**WHAT YOU ARE ASKED TO DO:**
On how many lines of these entries does the word "Bryan" occur? State the number alone.

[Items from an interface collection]
◇ ◇ ◇ ◇ ◇

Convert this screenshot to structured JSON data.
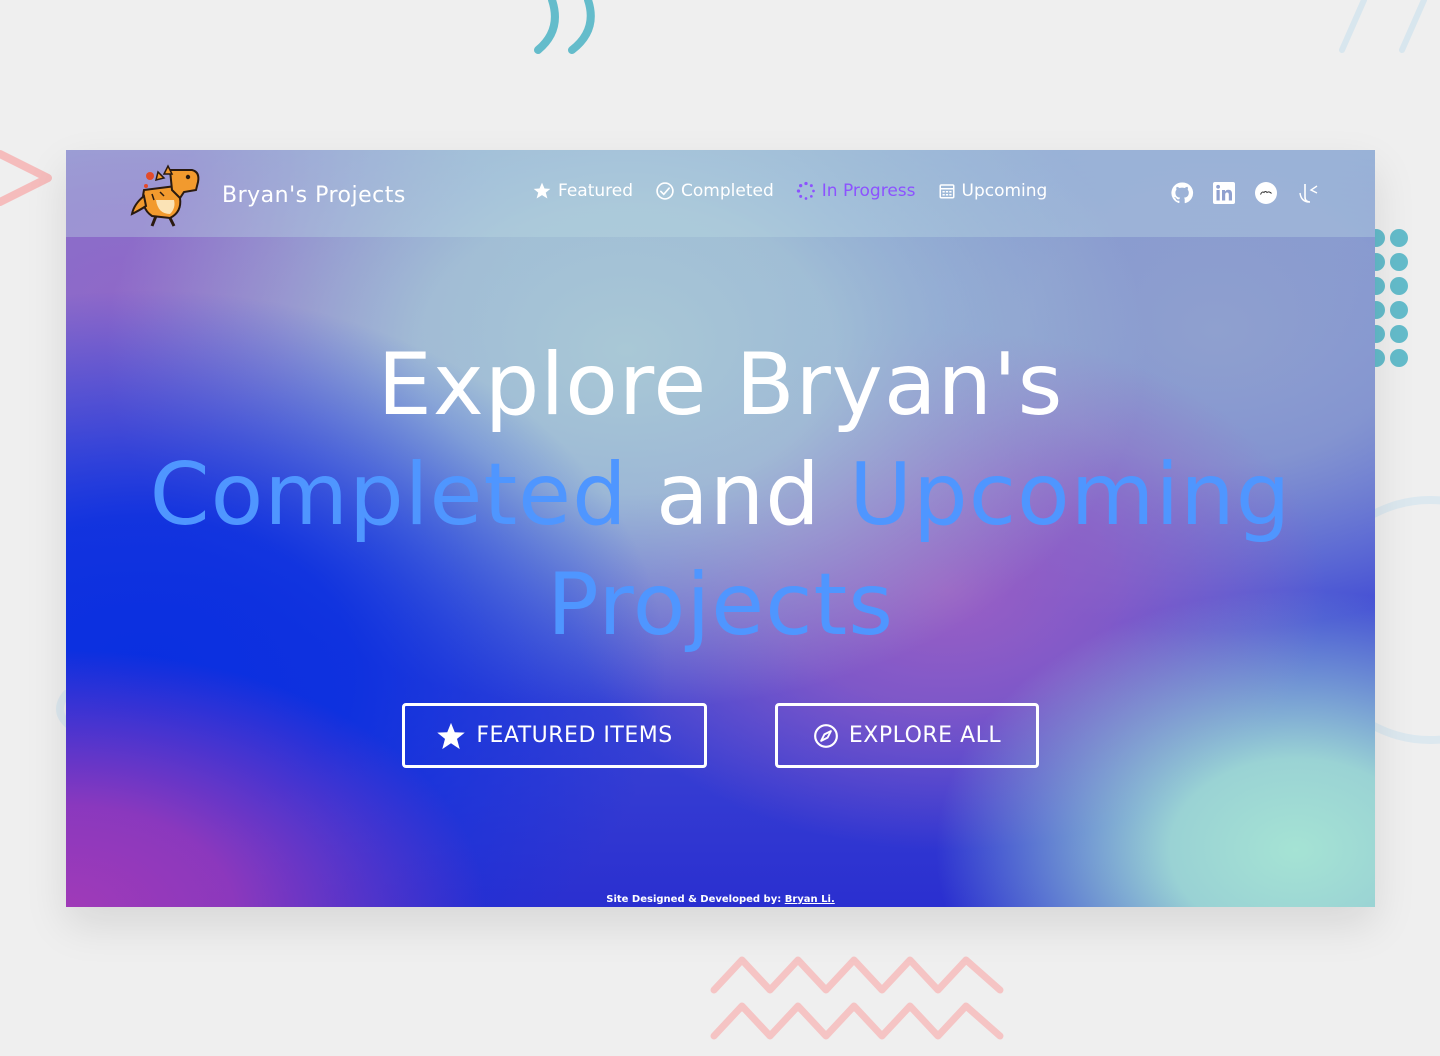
{
  "header": {
    "brand_name": "Bryan's Projects",
    "logo_icon": "dinosaur-logo-icon",
    "nav": [
      {
        "label": "Featured",
        "icon": "star-icon",
        "active": false
      },
      {
        "label": "Completed",
        "icon": "check-circle-icon",
        "active": false
      },
      {
        "label": "In Progress",
        "icon": "spinner-icon",
        "active": true
      },
      {
        "label": "Upcoming",
        "icon": "calendar-icon",
        "active": false
      }
    ],
    "social": [
      "github-icon",
      "linkedin-icon",
      "devpost-icon",
      "kattis-icon"
    ]
  },
  "hero": {
    "line1": "Explore Bryan's",
    "line2_a": "Completed",
    "line2_b": "and",
    "line2_c": "Upcoming",
    "line3": "Projects"
  },
  "buttons": {
    "featured_label": "FEATURED ITEMS",
    "explore_label": "EXPLORE ALL"
  },
  "footer": {
    "prefix": "Site Designed & Developed by:",
    "author": "Bryan Li."
  },
  "colors": {
    "accent_blue": "#4f96ff",
    "active_nav": "#8c52ff",
    "page_bg": "#efefef"
  }
}
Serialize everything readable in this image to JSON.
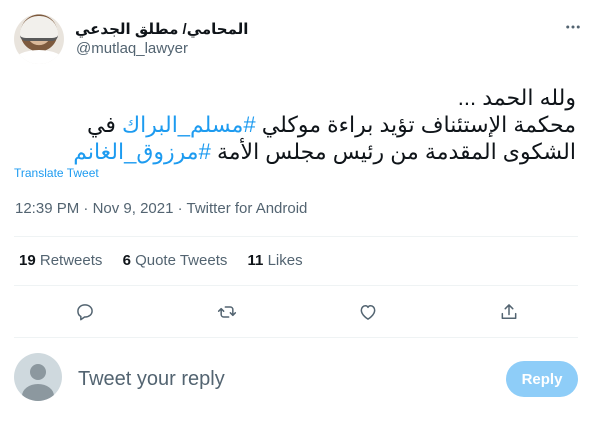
{
  "user": {
    "display_name": "المحامي/ مطلق الجدعي",
    "handle": "@mutlaq_lawyer"
  },
  "tweet": {
    "line1": "ولله الحمد ...",
    "line2_prefix": "محكمة الإستئناف تؤيد براءة موكلي ",
    "hashtag1": "#مسلم_البراك",
    "line2_suffix": " في",
    "line3_prefix": "الشكوى المقدمة من رئيس مجلس الأمة ",
    "hashtag2": "#مرزوق_الغانم",
    "translate_label": "Translate Tweet"
  },
  "meta": {
    "time": "12:39 PM",
    "separator1": " · ",
    "date": "Nov 9, 2021",
    "separator2": " · ",
    "client": "Twitter for Android"
  },
  "stats": {
    "retweets_count": "19",
    "retweets_label": "Retweets",
    "quotes_count": "6",
    "quotes_label": "Quote Tweets",
    "likes_count": "11",
    "likes_label": "Likes"
  },
  "reply_box": {
    "placeholder": "Tweet your reply",
    "button_label": "Reply"
  },
  "icons": {
    "more": "more-dots-icon",
    "reply": "reply-icon",
    "retweet": "retweet-icon",
    "like": "heart-icon",
    "share": "share-icon"
  },
  "colors": {
    "accent": "#1d9bf0",
    "reply_button_disabled": "#8ecdf8",
    "secondary_text": "#536471"
  }
}
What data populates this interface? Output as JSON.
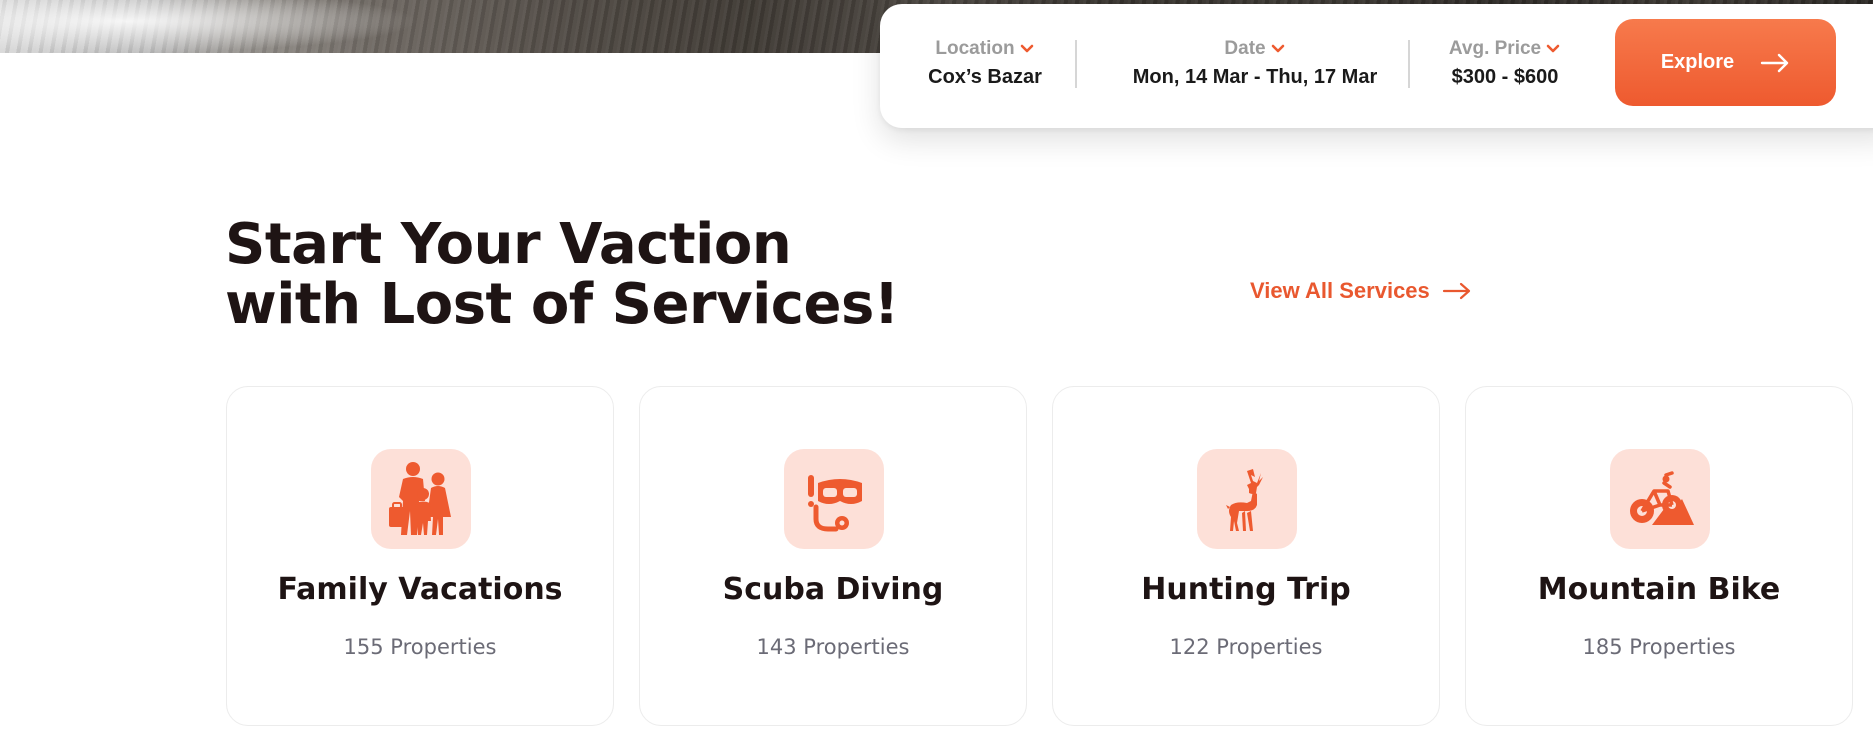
{
  "search": {
    "location_label": "Location",
    "location_value": "Cox’s Bazar",
    "date_label": "Date",
    "date_value": "Mon, 14 Mar - Thu, 17 Mar",
    "price_label": "Avg. Price",
    "price_value": "$300 - $600",
    "explore_label": "Explore"
  },
  "services": {
    "headline_line1": "Start Your Vaction",
    "headline_line2": "with Lost of Services!",
    "view_all_label": "View All Services",
    "cards": [
      {
        "title": "Family Vacations",
        "count": "155 Properties",
        "icon": "family-icon"
      },
      {
        "title": "Scuba Diving",
        "count": "143 Properties",
        "icon": "scuba-icon"
      },
      {
        "title": "Hunting Trip",
        "count": "122 Properties",
        "icon": "deer-icon"
      },
      {
        "title": "Mountain Bike",
        "count": "185 Properties",
        "icon": "mountain-bike-icon"
      }
    ]
  },
  "colors": {
    "accent": "#ee5a2f",
    "icon_bg": "#fde0d8",
    "heading": "#1e1414",
    "muted": "#6b6b76"
  }
}
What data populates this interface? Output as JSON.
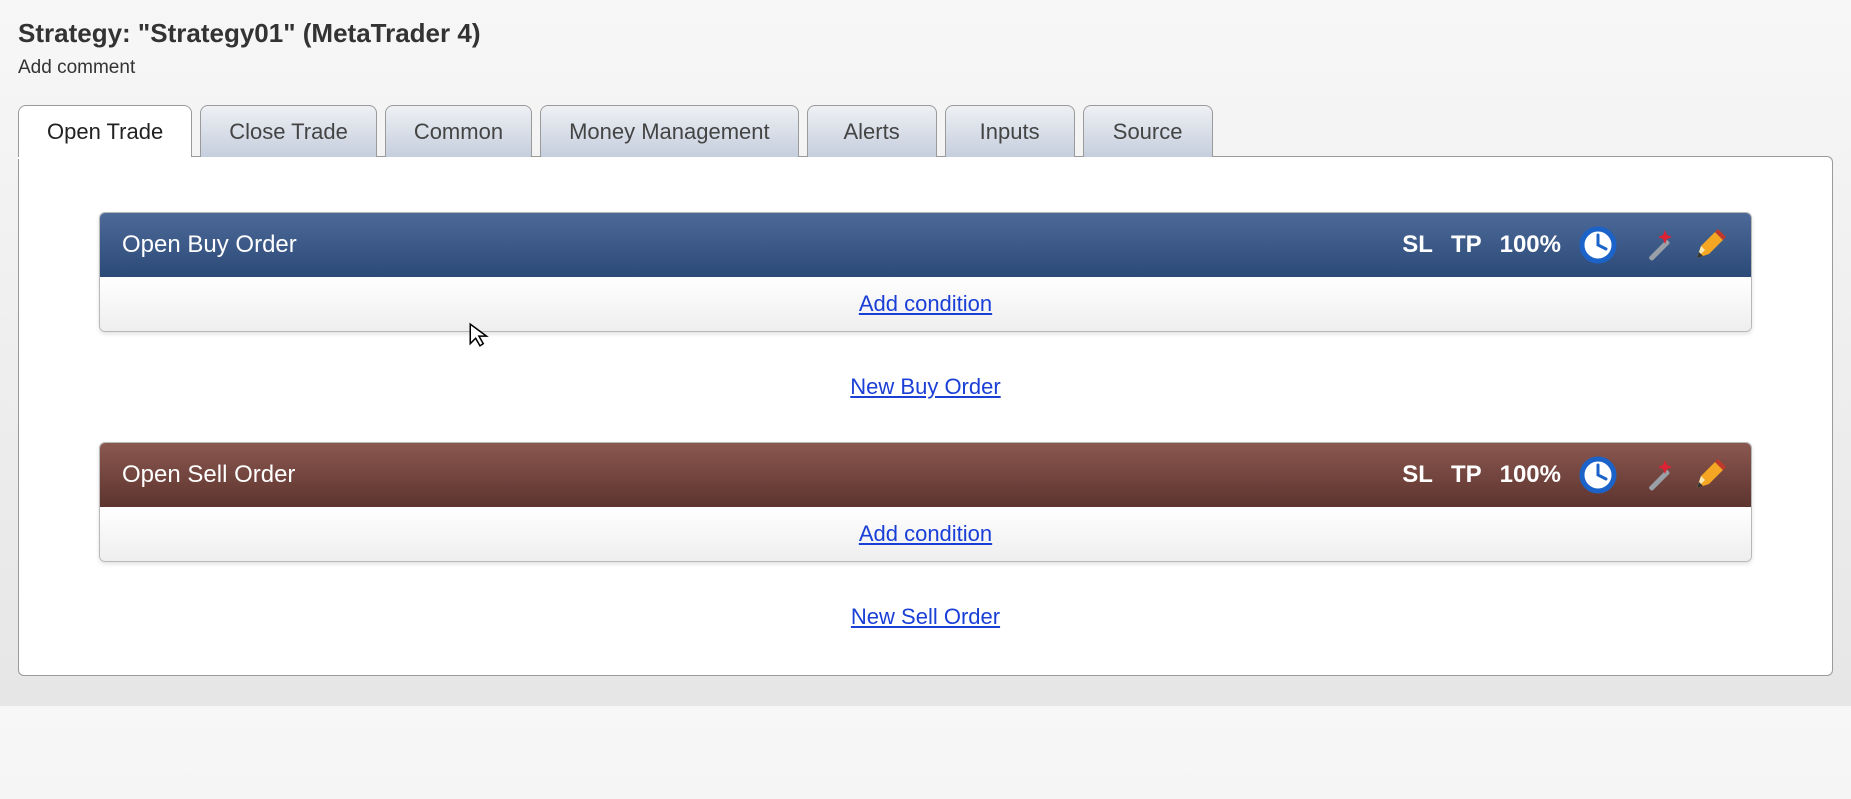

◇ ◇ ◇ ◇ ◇

**PROBLEM SOLUTION:**
3